Benefits of Agarwood
The benefits that are involved with Agarwood are vast, ranging from psychoactive and spiritual, to therapeutic and medicinal.
- Agarwood calms the body, removes destructive and negative energies, provides enhanced awareness, reduces fear, invokes a feeling of vigour and harmony, and enhances mental functionality
- Agarwood is highly effective for meditation, enlightenment, bringing deep tranquility and relaxation
- Medically, agarwood is aphrodisiac, diuretic, relieves epilepsy, antimicrobial, carminative and anti-asthmatic.
- Agarwood is used in nervous disorders, digestive issues, bronchial complaints, smallpox, rheumatism, illness during and after childbirth, spasms in the digestive and respiratory systems, fevers, abdominal pain, asthma, cancer, colic, diarrhea, nausea, regurgitation, weakness in the elderly, shortness of breath, chills, general pains and cirrhosis of the liver. It has also been used as a treatment for lung and stomach tumours.
History of Agarwood
The Prophet Muhammad held the tradition of fumigation with agarwood which is still on-going in the Muslim religion up to this day. The Holy Prophet made known that agarwood is an unequivocal item of Paradise in his saying, “The first group of people who will enter Paradise, will be glittering like the full moon and those who will follow them, will glitter like the most brilliant star in the sky. They will not answer the call of nature nor spit or have any nasal secretions. Their combs will be of gold, and their sweat will smell like musk. The agarwood will be used in their centers.” The Prophet Muhammad also revealed the extensive healing qualities of agarwood, which in the particular saying, referred to Hindi Agarwood and its efficacy in treating pleurisy.
The Song of Songs describes King Solomon as “coming up from the desert like a column of smoke, perfumed with myrrh and incense” and there are countless references throughout this book of the Old Testament to “every kind of incense tree” which popular belief denotes to agarwood. Several citations of agarwood is quoted in the bible, including a section in which Jesus is said to have been scented with agarwood.
In the past, the mass affluent Chinese used to make their coffins out of agarwood while in Buddhism, the most precious Buddhist string of beads numbering to 108 is made of agarwood. One story tells of a monk’s sacrificing spirit in which whenever he met with the sick, he grinds one of his agarwood beads into powder for their consumption and even those who were seriously ill recovered.
Various reports tells us of the consummate luxurious habits of King Louis XIV of France, who had the habit of washing his clothes in rose water in which agarwood had been previously boiled in. Agarwood has also been associated with the Chinese tradition of Fengshui, a discipline of governing the flow of energy in a particular place, and agarwood has been linked with producing good luck and positive energy wherever it is placed.

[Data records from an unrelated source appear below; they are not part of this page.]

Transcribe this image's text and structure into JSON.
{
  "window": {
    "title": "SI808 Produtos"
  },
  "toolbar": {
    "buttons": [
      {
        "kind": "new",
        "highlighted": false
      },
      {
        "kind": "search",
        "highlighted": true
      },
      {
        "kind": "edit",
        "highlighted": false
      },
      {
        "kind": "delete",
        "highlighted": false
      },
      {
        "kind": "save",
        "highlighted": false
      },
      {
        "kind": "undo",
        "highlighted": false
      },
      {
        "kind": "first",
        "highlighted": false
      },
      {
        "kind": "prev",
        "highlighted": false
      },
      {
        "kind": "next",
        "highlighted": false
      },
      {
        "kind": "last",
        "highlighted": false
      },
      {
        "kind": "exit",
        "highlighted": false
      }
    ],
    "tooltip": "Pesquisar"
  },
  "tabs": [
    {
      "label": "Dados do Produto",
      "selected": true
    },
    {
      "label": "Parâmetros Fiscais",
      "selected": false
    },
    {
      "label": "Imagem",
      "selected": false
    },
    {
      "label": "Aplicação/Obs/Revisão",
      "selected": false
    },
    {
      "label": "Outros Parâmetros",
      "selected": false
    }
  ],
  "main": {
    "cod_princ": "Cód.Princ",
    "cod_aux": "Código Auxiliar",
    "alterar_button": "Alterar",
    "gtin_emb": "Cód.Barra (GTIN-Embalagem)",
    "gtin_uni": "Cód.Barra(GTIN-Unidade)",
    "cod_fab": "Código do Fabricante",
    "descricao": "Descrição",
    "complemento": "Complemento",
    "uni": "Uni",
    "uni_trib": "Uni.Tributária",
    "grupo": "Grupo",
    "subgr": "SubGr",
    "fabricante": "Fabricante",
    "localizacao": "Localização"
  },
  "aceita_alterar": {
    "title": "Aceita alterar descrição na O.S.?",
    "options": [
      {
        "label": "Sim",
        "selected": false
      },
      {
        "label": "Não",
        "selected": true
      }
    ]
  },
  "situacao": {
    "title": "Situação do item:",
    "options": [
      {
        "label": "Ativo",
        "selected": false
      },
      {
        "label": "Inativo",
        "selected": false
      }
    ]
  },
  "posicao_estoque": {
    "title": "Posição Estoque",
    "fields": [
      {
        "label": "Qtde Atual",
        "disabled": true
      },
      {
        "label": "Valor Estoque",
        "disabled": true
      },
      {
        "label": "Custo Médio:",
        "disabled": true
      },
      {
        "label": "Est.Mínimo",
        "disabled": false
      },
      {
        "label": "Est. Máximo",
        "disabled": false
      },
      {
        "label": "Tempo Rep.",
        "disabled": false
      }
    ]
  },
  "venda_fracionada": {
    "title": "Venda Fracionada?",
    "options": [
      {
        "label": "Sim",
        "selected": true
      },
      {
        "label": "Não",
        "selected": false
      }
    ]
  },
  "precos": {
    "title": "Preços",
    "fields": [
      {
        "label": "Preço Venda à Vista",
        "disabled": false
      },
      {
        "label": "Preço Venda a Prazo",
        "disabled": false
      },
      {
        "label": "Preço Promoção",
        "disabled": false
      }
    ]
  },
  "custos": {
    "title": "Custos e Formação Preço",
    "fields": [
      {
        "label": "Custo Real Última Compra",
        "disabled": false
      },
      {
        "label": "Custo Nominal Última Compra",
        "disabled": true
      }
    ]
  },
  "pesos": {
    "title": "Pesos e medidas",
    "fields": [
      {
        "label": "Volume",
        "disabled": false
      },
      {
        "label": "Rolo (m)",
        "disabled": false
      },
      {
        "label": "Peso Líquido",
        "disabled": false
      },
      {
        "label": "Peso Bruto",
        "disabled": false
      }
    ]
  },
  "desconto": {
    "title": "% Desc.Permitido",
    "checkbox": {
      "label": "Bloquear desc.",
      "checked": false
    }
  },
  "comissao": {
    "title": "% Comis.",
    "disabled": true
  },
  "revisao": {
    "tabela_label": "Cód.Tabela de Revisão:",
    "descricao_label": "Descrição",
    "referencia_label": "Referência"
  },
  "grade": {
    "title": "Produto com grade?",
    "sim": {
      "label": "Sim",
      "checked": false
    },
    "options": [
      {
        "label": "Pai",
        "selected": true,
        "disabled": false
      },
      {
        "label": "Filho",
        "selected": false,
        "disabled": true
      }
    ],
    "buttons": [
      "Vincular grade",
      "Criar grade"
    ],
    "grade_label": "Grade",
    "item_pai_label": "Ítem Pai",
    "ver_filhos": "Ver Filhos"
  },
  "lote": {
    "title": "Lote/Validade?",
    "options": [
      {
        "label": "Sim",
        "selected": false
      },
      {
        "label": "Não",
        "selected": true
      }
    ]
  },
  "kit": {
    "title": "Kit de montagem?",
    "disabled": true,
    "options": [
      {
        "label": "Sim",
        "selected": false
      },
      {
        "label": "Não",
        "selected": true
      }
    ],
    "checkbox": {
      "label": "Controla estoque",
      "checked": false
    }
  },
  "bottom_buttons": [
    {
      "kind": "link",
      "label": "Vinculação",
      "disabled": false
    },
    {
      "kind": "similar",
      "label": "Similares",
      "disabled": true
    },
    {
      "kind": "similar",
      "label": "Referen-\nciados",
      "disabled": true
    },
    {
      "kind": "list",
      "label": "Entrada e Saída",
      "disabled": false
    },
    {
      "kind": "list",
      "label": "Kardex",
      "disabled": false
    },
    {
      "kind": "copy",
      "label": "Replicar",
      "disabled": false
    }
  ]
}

In China’s medical book 《本草纲目》: a Chinese materia medica work written by Li Shizhen during the Ming dynasty, also mentioned agarwood’s benefits in healing internal organ.